**WHAT THE TASK ASKS:** So long as no pictures are carried over, output the records below exactly.

**DATA SUPPLIED:**
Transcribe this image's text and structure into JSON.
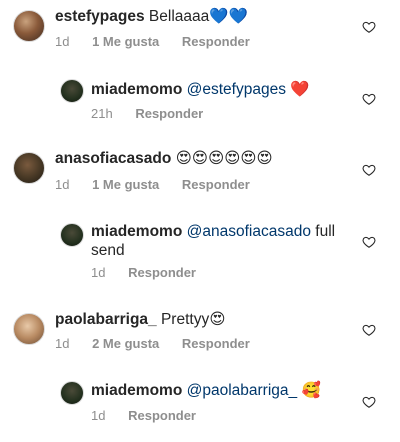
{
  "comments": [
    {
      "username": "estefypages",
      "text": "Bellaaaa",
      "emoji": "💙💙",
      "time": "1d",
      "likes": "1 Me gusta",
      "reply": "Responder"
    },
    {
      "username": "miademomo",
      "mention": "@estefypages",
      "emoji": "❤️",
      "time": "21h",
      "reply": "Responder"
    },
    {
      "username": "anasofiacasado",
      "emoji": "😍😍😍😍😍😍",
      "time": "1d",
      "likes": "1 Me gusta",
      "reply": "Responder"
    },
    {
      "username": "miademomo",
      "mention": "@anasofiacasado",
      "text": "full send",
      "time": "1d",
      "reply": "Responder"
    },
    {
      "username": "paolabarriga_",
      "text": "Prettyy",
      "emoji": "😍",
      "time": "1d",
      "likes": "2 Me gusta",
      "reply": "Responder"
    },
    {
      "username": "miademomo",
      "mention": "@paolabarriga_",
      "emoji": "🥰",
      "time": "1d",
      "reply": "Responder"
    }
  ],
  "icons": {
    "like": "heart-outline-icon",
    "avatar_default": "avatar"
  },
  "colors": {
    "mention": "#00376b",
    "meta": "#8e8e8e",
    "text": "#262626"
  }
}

**RESPONSE TO THIS TASK:**
Transcribe this image's text and structure into JSON.
{
  "comments": [
    {
      "username": "estefypages",
      "text": "Bellaaaa",
      "emoji": "💙💙",
      "time": "1d",
      "likes": "1 Me gusta",
      "reply": "Responder"
    },
    {
      "username": "miademomo",
      "mention": "@estefypages",
      "emoji": "❤️",
      "time": "21h",
      "reply": "Responder"
    },
    {
      "username": "anasofiacasado",
      "emoji": "😍😍😍😍😍😍",
      "time": "1d",
      "likes": "1 Me gusta",
      "reply": "Responder"
    },
    {
      "username": "miademomo",
      "mention": "@anasofiacasado",
      "text": "full send",
      "time": "1d",
      "reply": "Responder"
    },
    {
      "username": "paolabarriga_",
      "text": "Prettyy",
      "emoji": "😍",
      "time": "1d",
      "likes": "2 Me gusta",
      "reply": "Responder"
    },
    {
      "username": "miademomo",
      "mention": "@paolabarriga_",
      "emoji": "🥰",
      "time": "1d",
      "reply": "Responder"
    }
  ],
  "icons": {
    "like": "heart-outline-icon",
    "avatar_default": "avatar"
  },
  "colors": {
    "mention": "#00376b",
    "meta": "#8e8e8e",
    "text": "#262626"
  }
}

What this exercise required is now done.